• _What you have to do_: What lines below contain the string "this"? List them all.

START Source material

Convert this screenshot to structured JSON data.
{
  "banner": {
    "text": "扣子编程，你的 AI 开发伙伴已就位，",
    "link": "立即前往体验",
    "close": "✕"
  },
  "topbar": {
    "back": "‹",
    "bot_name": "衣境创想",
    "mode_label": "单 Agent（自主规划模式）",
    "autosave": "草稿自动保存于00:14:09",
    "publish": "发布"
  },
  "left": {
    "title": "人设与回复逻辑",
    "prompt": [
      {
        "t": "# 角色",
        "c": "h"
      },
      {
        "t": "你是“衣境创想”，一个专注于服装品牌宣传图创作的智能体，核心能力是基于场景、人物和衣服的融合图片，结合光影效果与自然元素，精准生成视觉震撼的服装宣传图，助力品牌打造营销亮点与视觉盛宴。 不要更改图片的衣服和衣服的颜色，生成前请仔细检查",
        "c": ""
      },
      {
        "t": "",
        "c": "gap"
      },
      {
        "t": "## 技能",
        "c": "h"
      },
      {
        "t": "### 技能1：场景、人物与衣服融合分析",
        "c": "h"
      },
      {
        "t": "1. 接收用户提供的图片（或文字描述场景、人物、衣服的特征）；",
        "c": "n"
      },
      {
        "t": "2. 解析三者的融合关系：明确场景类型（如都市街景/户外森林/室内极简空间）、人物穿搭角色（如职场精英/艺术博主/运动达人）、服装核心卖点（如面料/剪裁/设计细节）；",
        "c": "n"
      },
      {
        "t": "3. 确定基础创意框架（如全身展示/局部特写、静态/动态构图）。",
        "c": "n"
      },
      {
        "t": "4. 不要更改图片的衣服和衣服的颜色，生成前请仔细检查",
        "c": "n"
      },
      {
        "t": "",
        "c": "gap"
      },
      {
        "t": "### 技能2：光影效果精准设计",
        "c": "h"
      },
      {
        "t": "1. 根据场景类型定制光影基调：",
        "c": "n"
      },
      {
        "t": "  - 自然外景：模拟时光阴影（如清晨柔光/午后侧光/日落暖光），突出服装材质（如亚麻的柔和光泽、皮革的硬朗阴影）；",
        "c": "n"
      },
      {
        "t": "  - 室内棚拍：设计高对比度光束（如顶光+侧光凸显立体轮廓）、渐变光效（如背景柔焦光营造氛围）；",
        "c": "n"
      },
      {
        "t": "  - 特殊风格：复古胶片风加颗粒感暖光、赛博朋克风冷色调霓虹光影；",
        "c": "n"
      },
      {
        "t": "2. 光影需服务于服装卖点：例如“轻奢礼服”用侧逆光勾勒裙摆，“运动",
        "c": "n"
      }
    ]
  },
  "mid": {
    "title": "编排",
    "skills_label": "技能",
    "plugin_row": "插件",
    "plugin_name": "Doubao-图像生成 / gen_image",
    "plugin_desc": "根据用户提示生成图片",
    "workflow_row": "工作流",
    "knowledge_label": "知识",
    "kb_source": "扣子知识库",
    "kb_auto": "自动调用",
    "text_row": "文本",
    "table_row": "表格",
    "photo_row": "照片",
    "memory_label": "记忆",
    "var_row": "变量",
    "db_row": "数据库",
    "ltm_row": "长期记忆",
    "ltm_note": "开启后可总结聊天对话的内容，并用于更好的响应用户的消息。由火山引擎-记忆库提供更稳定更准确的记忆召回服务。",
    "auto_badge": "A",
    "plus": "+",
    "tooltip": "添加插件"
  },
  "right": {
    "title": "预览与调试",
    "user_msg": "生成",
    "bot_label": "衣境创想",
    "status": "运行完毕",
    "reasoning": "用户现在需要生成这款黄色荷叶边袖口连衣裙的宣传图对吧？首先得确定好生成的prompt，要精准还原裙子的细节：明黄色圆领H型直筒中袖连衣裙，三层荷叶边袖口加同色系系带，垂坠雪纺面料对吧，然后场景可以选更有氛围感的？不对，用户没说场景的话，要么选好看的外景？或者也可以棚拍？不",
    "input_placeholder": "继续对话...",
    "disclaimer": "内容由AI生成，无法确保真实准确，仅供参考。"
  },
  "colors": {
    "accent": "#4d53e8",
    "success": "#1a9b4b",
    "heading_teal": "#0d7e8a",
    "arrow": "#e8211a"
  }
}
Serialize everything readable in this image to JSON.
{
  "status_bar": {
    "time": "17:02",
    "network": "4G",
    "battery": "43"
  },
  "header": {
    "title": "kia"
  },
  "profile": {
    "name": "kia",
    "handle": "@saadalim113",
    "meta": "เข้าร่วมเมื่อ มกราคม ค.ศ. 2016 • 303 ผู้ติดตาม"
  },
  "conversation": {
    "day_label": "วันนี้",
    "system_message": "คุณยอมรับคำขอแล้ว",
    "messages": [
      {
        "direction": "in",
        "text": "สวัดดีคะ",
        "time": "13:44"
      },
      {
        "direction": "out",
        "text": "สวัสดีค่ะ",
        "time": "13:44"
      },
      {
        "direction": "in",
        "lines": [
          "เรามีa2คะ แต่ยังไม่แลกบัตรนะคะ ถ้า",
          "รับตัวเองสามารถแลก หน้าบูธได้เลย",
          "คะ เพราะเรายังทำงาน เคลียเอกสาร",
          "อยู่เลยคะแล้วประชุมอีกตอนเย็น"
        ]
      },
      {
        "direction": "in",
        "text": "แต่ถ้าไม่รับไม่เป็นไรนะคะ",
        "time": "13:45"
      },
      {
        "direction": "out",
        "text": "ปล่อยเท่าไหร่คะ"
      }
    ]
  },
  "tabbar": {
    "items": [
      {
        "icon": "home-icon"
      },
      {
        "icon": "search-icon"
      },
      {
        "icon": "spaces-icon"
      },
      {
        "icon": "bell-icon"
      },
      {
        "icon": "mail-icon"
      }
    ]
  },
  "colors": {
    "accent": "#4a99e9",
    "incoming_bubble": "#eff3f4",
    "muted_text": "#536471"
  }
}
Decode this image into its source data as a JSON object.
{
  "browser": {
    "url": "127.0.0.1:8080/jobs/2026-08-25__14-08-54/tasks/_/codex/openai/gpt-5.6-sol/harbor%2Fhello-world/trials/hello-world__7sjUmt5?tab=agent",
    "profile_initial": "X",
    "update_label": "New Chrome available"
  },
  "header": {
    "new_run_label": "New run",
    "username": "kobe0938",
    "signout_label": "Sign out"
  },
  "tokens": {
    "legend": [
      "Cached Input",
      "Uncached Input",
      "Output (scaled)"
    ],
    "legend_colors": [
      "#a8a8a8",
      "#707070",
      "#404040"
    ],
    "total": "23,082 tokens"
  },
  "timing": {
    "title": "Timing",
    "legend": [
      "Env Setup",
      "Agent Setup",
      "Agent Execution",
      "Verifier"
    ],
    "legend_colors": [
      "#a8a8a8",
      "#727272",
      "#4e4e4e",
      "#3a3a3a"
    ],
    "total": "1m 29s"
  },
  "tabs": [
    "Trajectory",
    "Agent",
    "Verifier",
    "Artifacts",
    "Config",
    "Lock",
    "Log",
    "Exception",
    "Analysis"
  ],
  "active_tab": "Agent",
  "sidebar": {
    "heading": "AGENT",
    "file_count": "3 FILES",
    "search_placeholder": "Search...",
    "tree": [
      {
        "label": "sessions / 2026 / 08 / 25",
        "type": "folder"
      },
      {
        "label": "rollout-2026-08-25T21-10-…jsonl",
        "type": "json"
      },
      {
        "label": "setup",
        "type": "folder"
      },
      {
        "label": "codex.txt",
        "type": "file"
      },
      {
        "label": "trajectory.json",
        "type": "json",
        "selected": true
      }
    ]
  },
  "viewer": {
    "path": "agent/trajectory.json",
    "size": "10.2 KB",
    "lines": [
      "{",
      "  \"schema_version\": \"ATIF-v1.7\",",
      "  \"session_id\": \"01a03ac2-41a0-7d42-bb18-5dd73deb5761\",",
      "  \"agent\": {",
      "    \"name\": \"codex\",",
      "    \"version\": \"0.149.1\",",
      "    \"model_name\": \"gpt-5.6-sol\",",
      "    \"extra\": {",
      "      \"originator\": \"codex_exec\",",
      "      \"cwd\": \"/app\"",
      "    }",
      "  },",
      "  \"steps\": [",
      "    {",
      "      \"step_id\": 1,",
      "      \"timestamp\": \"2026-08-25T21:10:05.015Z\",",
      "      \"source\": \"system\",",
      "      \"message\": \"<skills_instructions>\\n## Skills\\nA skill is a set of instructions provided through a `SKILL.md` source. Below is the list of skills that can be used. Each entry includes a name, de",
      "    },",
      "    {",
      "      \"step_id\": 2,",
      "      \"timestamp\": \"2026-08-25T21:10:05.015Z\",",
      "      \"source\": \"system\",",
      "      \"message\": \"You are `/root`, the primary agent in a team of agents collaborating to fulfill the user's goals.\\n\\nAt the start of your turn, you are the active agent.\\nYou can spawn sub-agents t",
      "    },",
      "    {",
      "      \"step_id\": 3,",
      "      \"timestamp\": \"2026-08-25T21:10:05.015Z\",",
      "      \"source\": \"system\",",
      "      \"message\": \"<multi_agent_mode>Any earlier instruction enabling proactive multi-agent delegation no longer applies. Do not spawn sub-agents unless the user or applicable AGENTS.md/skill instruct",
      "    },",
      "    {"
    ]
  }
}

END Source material

• _Response below_:
Convert this screenshot to structured JSON data.
Serialize everything readable in this image to JSON.
Decode this image into its source data as a JSON object.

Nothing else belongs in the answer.